A lot of effort was clearly put into fleshing out the Kryptonian civilization for the movie which has a great deal of detail.  And it doesn’t end with the visual style.  We can draw much more information from the opening scenes of Man of Steel and Jor-El’s lecture to Superman aboard the scout ship with regard to their history and technology.  These elements permeate the movie as it ties into various aspects of the film including Superman’s costume as well.  And most importantly it drives the story, from the motivation of the characters to the means and execution of their actions.  
There is a great deal of thought and depth behind the fictitious civilization which defines the story, something that is not often found in movies of this nature.   

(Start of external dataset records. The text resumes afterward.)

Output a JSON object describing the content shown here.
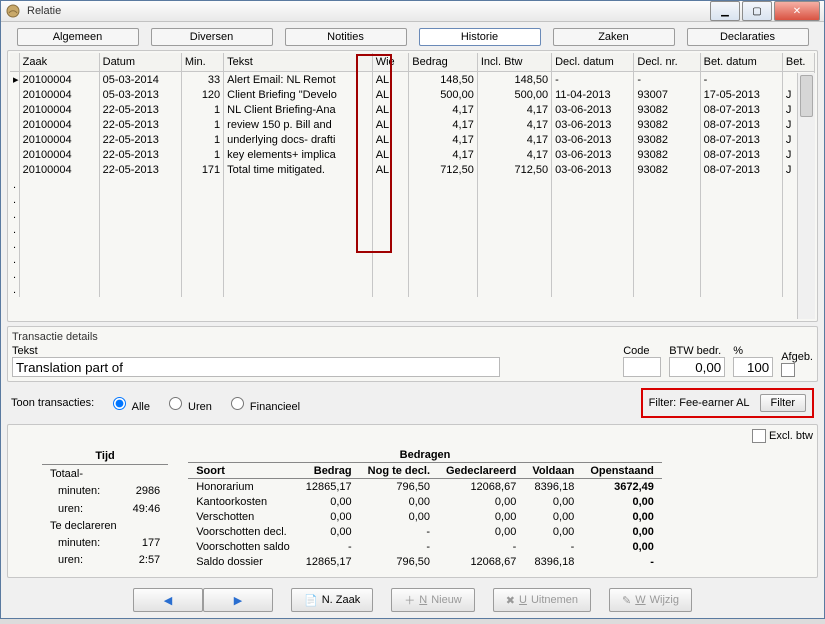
{
  "window": {
    "title": "Relatie"
  },
  "tabs": [
    "Algemeen",
    "Diversen",
    "Notities",
    "Historie",
    "Zaken",
    "Declaraties"
  ],
  "active_tab": 3,
  "columns": [
    "Zaak",
    "Datum",
    "Min.",
    "Tekst",
    "Wie",
    "Bedrag",
    "Incl. Btw",
    "Decl. datum",
    "Decl. nr.",
    "Bet. datum",
    "Bet."
  ],
  "rows": [
    {
      "zaak": "20100004",
      "datum": "05-03-2014",
      "min": "33",
      "tekst": "Alert Email: NL Remot",
      "wie": "AL",
      "bedrag": "148,50",
      "incl": "148,50",
      "ddatum": "-",
      "dnr": "-",
      "bdatum": "-",
      "bet": ""
    },
    {
      "zaak": "20100004",
      "datum": "05-03-2013",
      "min": "120",
      "tekst": "Client Briefing \"Develo",
      "wie": "AL",
      "bedrag": "500,00",
      "incl": "500,00",
      "ddatum": "11-04-2013",
      "dnr": "93007",
      "bdatum": "17-05-2013",
      "bet": "J"
    },
    {
      "zaak": "20100004",
      "datum": "22-05-2013",
      "min": "1",
      "tekst": "NL Client Briefing-Ana",
      "wie": "AL",
      "bedrag": "4,17",
      "incl": "4,17",
      "ddatum": "03-06-2013",
      "dnr": "93082",
      "bdatum": "08-07-2013",
      "bet": "J"
    },
    {
      "zaak": "20100004",
      "datum": "22-05-2013",
      "min": "1",
      "tekst": "review 150 p. Bill and",
      "wie": "AL",
      "bedrag": "4,17",
      "incl": "4,17",
      "ddatum": "03-06-2013",
      "dnr": "93082",
      "bdatum": "08-07-2013",
      "bet": "J"
    },
    {
      "zaak": "20100004",
      "datum": "22-05-2013",
      "min": "1",
      "tekst": "underlying docs- drafti",
      "wie": "AL",
      "bedrag": "4,17",
      "incl": "4,17",
      "ddatum": "03-06-2013",
      "dnr": "93082",
      "bdatum": "08-07-2013",
      "bet": "J"
    },
    {
      "zaak": "20100004",
      "datum": "22-05-2013",
      "min": "1",
      "tekst": "key elements+ implica",
      "wie": "AL",
      "bedrag": "4,17",
      "incl": "4,17",
      "ddatum": "03-06-2013",
      "dnr": "93082",
      "bdatum": "08-07-2013",
      "bet": "J"
    },
    {
      "zaak": "20100004",
      "datum": "22-05-2013",
      "min": "171",
      "tekst": "Total time mitigated.",
      "wie": "AL",
      "bedrag": "712,50",
      "incl": "712,50",
      "ddatum": "03-06-2013",
      "dnr": "93082",
      "bdatum": "08-07-2013",
      "bet": "J"
    }
  ],
  "details": {
    "title": "Transactie details",
    "tekst_label": "Tekst",
    "tekst_value": "Translation part of",
    "code": "Code",
    "btw": "BTW bedr.",
    "pct": "%",
    "afgeb": "Afgeb.",
    "btw_val": "0,00",
    "pct_val": "100"
  },
  "toon": {
    "label": "Toon transacties:",
    "alle": "Alle",
    "uren": "Uren",
    "fin": "Financieel"
  },
  "filter": {
    "label": "Filter: Fee-earner AL",
    "btn": "Filter"
  },
  "excl": "Excl. btw",
  "tijd": {
    "title": "Tijd",
    "totaal": "Totaal-",
    "minuten": "minuten:",
    "uren": "uren:",
    "te": "Te declareren",
    "tm": "2986",
    "tu": "49:46",
    "dm": "177",
    "du": "2:57"
  },
  "bedragen": {
    "title": "Bedragen",
    "cols": [
      "Soort",
      "Bedrag",
      "Nog te decl.",
      "Gedeclareerd",
      "Voldaan",
      "Openstaand"
    ],
    "rows": [
      [
        "Honorarium",
        "12865,17",
        "796,50",
        "12068,67",
        "8396,18",
        "3672,49"
      ],
      [
        "Kantoorkosten",
        "0,00",
        "0,00",
        "0,00",
        "0,00",
        "0,00"
      ],
      [
        "Verschotten",
        "0,00",
        "0,00",
        "0,00",
        "0,00",
        "0,00"
      ],
      [
        "Voorschotten decl.",
        "0,00",
        "-",
        "0,00",
        "0,00",
        "0,00"
      ],
      [
        "Voorschotten saldo",
        "-",
        "-",
        "-",
        "-",
        "0,00"
      ],
      [
        "Saldo dossier",
        "12865,17",
        "796,50",
        "12068,67",
        "8396,18",
        "-"
      ]
    ]
  },
  "toolbar": {
    "nzaak": "N. Zaak",
    "nieuw": "Nieuw",
    "uitnemen": "Uitnemen",
    "wijzig": "Wijzig"
  }
}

5.  The Secret

This last point is something that I consider a benefit for me, but a drawback for others.  I have been a big fan of Superman’s throughout my life and have seen the countless stories of Lois coming close to learning Superman’s identity but ultimately failing to.  It has certainly been a bit of an emotional rollercoaster, and in many instances the gratification of her learning his identity as a result is great. 

That’s what makes Lois immediately learning Superman's identity a double-edged sword.  For people like me who have experienced the whole double life scenario in movies and on television, it’s nice to finally move on and see stories where that is not an issue.  After all, I think we can all agree that reboots get tedious in part due to the lack of progress of the characters.  But it's also a shame for younger audiences or those new to the Superman story missing out on that cat and mouse between Clark and Lois.  Regardless, in this day and age it’s pretty implausible, for those who are trying, not to figure out that Clark and Superman are one in the same.  Lois is not some gullible reporter to easily have the wool pulled over her eyes.  The movie highlights Lois’ journalistic prowess in her ability to discover Superman’s identity.  They don’t make her naive, nor does Snyder treat us, the audience, as naive to think Lois wouldn’t figure it out.  It also ties into the story by making Lois as somewhat of an envoy role between Kryptonians and Humans, and Superman’s connection to humanity.  What’s also great is that this discovery of Superman’s identity paves the way for Lex, with his unlimited resources, to credibly discover Superman’s identity for Batman v Superman.

1 comment:

  1. Sam, I like our breakdown of why you love Man of Steel. I feel the same way.